== WHAT TO PRODUCE ==
Retyping the data exactly is the task. Include every line.

== Dataset rows describing interfaces ==
Start of Block

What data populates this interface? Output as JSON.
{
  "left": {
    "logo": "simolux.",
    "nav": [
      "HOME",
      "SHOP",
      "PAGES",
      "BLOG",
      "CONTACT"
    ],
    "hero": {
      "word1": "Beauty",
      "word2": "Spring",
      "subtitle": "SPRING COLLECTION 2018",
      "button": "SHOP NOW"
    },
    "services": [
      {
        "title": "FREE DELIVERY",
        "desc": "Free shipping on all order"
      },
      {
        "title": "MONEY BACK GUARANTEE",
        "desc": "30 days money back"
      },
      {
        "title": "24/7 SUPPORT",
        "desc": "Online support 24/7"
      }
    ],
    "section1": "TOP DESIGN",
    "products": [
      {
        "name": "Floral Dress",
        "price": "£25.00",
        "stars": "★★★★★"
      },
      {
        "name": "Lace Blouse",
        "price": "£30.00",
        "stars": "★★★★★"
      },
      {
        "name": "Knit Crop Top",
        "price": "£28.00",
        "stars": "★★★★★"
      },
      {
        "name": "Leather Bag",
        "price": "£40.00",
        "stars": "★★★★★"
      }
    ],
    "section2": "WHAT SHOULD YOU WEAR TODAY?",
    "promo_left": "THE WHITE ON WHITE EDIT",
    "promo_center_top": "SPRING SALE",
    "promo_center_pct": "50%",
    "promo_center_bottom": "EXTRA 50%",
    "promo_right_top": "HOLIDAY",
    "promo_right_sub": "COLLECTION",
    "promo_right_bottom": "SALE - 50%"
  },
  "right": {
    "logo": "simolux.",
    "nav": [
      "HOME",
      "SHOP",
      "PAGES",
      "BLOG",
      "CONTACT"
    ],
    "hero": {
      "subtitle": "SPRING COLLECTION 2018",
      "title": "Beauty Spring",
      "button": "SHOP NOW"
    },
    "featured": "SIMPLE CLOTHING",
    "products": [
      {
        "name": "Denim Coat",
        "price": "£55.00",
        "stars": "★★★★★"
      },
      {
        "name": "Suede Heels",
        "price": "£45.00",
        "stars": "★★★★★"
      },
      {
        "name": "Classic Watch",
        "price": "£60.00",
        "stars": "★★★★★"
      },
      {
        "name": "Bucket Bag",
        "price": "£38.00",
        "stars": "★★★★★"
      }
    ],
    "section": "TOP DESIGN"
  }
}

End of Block

== WRITTEN RESPONSE ==
What data populates this interface? Output as JSON.
{
  "left": {
    "logo": "simolux.",
    "nav": [
      "HOME",
      "SHOP",
      "PAGES",
      "BLOG",
      "CONTACT"
    ],
    "hero": {
      "word1": "Beauty",
      "word2": "Spring",
      "subtitle": "SPRING COLLECTION 2018",
      "button": "SHOP NOW"
    },
    "services": [
      {
        "title": "FREE DELIVERY",
        "desc": "Free shipping on all order"
      },
      {
        "title": "MONEY BACK GUARANTEE",
        "desc": "30 days money back"
      },
      {
        "title": "24/7 SUPPORT",
        "desc": "Online support 24/7"
      }
    ],
    "section1": "TOP DESIGN",
    "products": [
      {
        "name": "Floral Dress",
        "price": "£25.00",
        "stars": "★★★★★"
      },
      {
        "name": "Lace Blouse",
        "price": "£30.00",
        "stars": "★★★★★"
      },
      {
        "name": "Knit Crop Top",
        "price": "£28.00",
        "stars": "★★★★★"
      },
      {
        "name": "Leather Bag",
        "price": "£40.00",
        "stars": "★★★★★"
      }
    ],
    "section2": "WHAT SHOULD YOU WEAR TODAY?",
    "promo_left": "THE WHITE ON WHITE EDIT",
    "promo_center_top": "SPRING SALE",
    "promo_center_pct": "50%",
    "promo_center_bottom": "EXTRA 50%",
    "promo_right_top": "HOLIDAY",
    "promo_right_sub": "COLLECTION",
    "promo_right_bottom": "SALE - 50%"
  },
  "right": {
    "logo": "simolux.",
    "nav": [
      "HOME",
      "SHOP",
      "PAGES",
      "BLOG",
      "CONTACT"
    ],
    "hero": {
      "subtitle": "SPRING COLLECTION 2018",
      "title": "Beauty Spring",
      "button": "SHOP NOW"
    },
    "featured": "SIMPLE CLOTHING",
    "products": [
      {
        "name": "Denim Coat",
        "price": "£55.00",
        "stars": "★★★★★"
      },
      {
        "name": "Suede Heels",
        "price": "£45.00",
        "stars": "★★★★★"
      },
      {
        "name": "Classic Watch",
        "price": "£60.00",
        "stars": "★★★★★"
      },
      {
        "name": "Bucket Bag",
        "price": "£38.00",
        "stars": "★★★★★"
      }
    ],
    "section": "TOP DESIGN"
  }
}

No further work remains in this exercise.